- Planning for Engagement with big science ideas—the primer for learning about it.
- Planning for Engagement—the tool for designing your own units.
Designing lessons that use the 4 sets of core practices
Three of our four core sets of practices are about the enactment of lessons. If you are interested in learning to use the core (we hope you are), then we highly recommend reading the primer for each set of practices. This primer is a guide that explains the purpose of each practice, the sequence of how you’d engage with learners and their ideas, and suggested discourse moves. At the end of each primer is an explanation of where these practices came from in the research. If you are ever in a conversation with someone who wants to know “What is the research that backs this up?” just have them read the relevant primer. It’s all there.

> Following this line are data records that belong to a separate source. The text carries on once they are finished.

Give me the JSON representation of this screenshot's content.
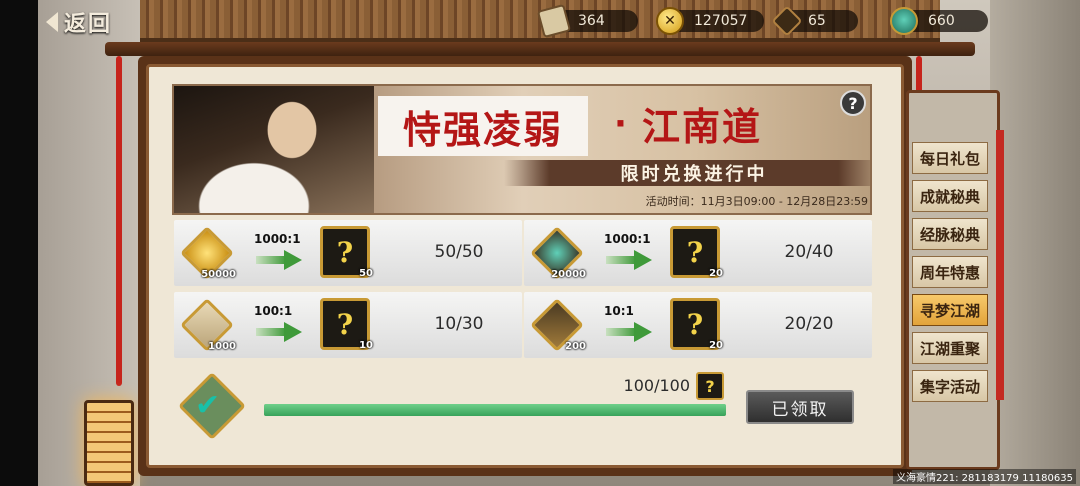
{
  "topbar": {
    "back_label": "返回",
    "resources": [
      {
        "icon": "scroll-icon",
        "value": "364"
      },
      {
        "icon": "gold-coin-icon",
        "value": "127057"
      },
      {
        "icon": "token-icon",
        "value": "65"
      },
      {
        "icon": "jade-icon",
        "value": "660"
      }
    ]
  },
  "banner": {
    "title": "恃强凌弱",
    "title_dot": "·",
    "subtitle": "江南道",
    "ribbon": "限时兑换进行中",
    "event_time": "活动时间：11月3日09:00 - 12月28日23:59",
    "help": "?"
  },
  "exchanges": [
    {
      "source_icon": "gold-coin-icon",
      "source_count": "50000",
      "ratio": "1000:1",
      "result_count": "50",
      "progress": "50/50"
    },
    {
      "source_icon": "jade-icon",
      "source_count": "20000",
      "ratio": "1000:1",
      "result_count": "20",
      "progress": "20/40"
    },
    {
      "source_icon": "scroll-icon",
      "source_count": "1000",
      "ratio": "100:1",
      "result_count": "10",
      "progress": "10/30"
    },
    {
      "source_icon": "token-icon",
      "source_count": "200",
      "ratio": "10:1",
      "result_count": "20",
      "progress": "20/20"
    }
  ],
  "mystery_mark": "?",
  "bottom": {
    "progress_text": "100/100",
    "progress_fraction": 1.0,
    "claim_label": "已领取"
  },
  "side_tabs": [
    {
      "label": "每日礼包",
      "active": false
    },
    {
      "label": "成就秘典",
      "active": false
    },
    {
      "label": "经脉秘典",
      "active": false
    },
    {
      "label": "周年特惠",
      "active": false
    },
    {
      "label": "寻梦江湖",
      "active": true
    },
    {
      "label": "江湖重聚",
      "active": false
    },
    {
      "label": "集字活动",
      "active": false
    }
  ],
  "footer": {
    "id_text": "义海豪情221: 281183179 11180635"
  },
  "colors": {
    "accent_red": "#b41616",
    "progress_green": "#38a25a",
    "tab_active": "#e2a33a"
  }
}
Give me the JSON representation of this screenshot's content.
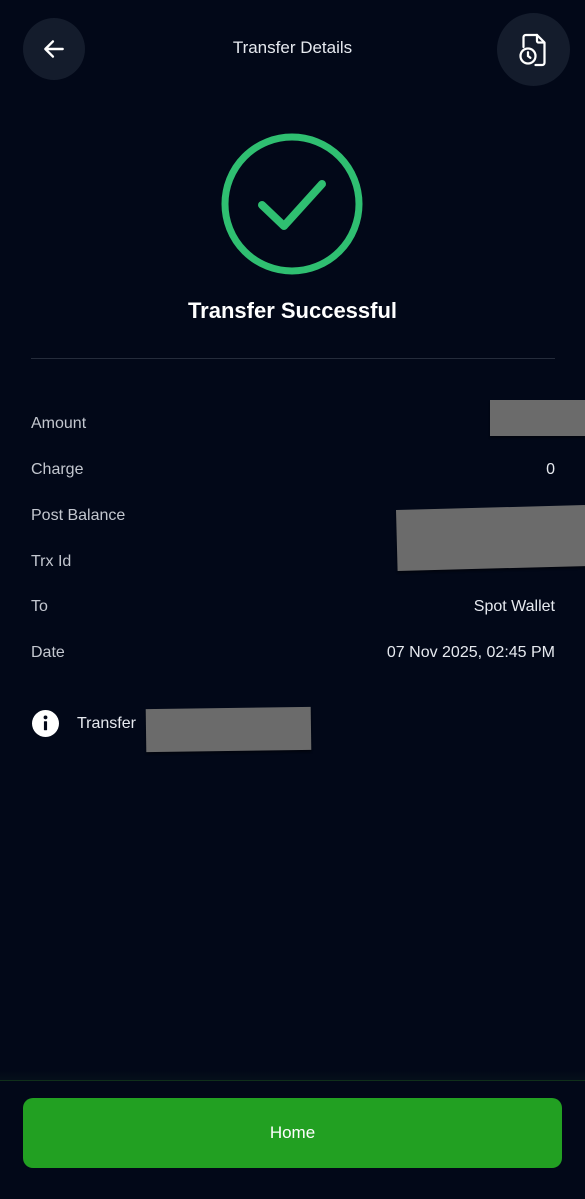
{
  "header": {
    "title": "Transfer Details",
    "back_icon": "arrow-left-icon",
    "history_icon": "document-clock-icon"
  },
  "status": {
    "title": "Transfer Successful",
    "icon": "check-circle-icon",
    "color": "#2fbf71"
  },
  "details": [
    {
      "label": "Amount",
      "value": ""
    },
    {
      "label": "Charge",
      "value": "0"
    },
    {
      "label": "Post Balance",
      "value": ""
    },
    {
      "label": "Trx Id",
      "value": ""
    },
    {
      "label": "To",
      "value": "Spot Wallet"
    },
    {
      "label": "Date",
      "value": "07 Nov 2025, 02:45 PM"
    }
  ],
  "note": {
    "icon": "info-icon",
    "text": "Transfer"
  },
  "footer": {
    "home_label": "Home",
    "button_color": "#22a022"
  }
}
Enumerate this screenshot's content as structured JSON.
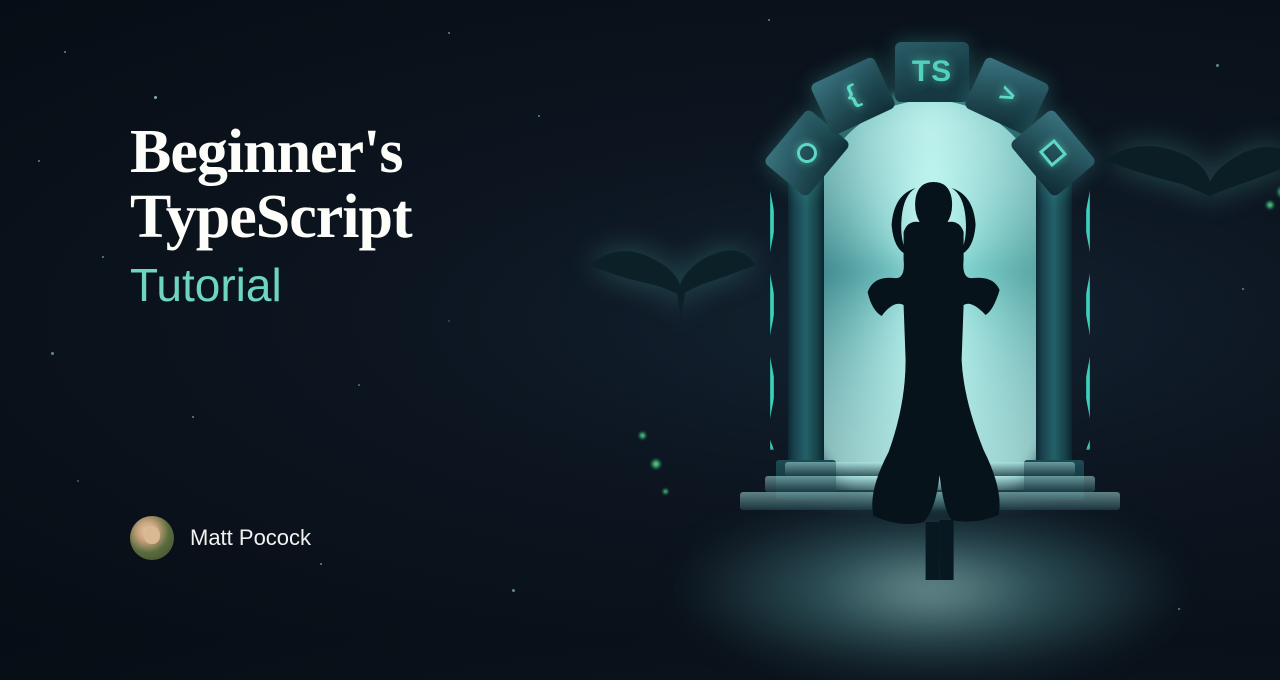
{
  "title_line1": "Beginner's",
  "title_line2": "TypeScript",
  "subtitle": "Tutorial",
  "author_name": "Matt Pocock",
  "portal_badge": "TS",
  "keystone_symbols": {
    "k1": "circle",
    "k2": "{",
    "k3": "TS",
    "k4": ">",
    "k5": "square"
  }
}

Each of the three core sets of practices also comes with a tool that you can use to design your own lesson. So, to be clear, each practice has an introductory primer and then a tool.
- Eliciting Students Ideas —the primer for learning about it
- Eliciting Students Ideas—the tool for designing your own lessons
- Supporting on-going changes in students’ thinking—the primer for learning about it
- Supporting on-going changes in students’ thinking—the tool for designing your own lessons
- Pressing for Explanations—the primer for learning about it
- Pressing for Explanations—the tool for designing your own lessons
Tools that are helpful additions to the principal tools:
Card-sorting activity for unit planning
One of the activities you’ll have to do in “Planning for engagement with big ideas” is unpack the curriculum topics you have to address. Unpacking topics like “earthquakes,” “solubility,” or “cellular respiration” begins with identifying all the big and not-so-big ideas mentioned in the curriculum. It means seeing how they relate to one another, then figuring out which ideas are at the heart of really understanding the topic. We have a basic practice we use to do this, it’s called the Card sort. This activity is best done, of course with colleagues.
Explanation-to-activity tool for unit planning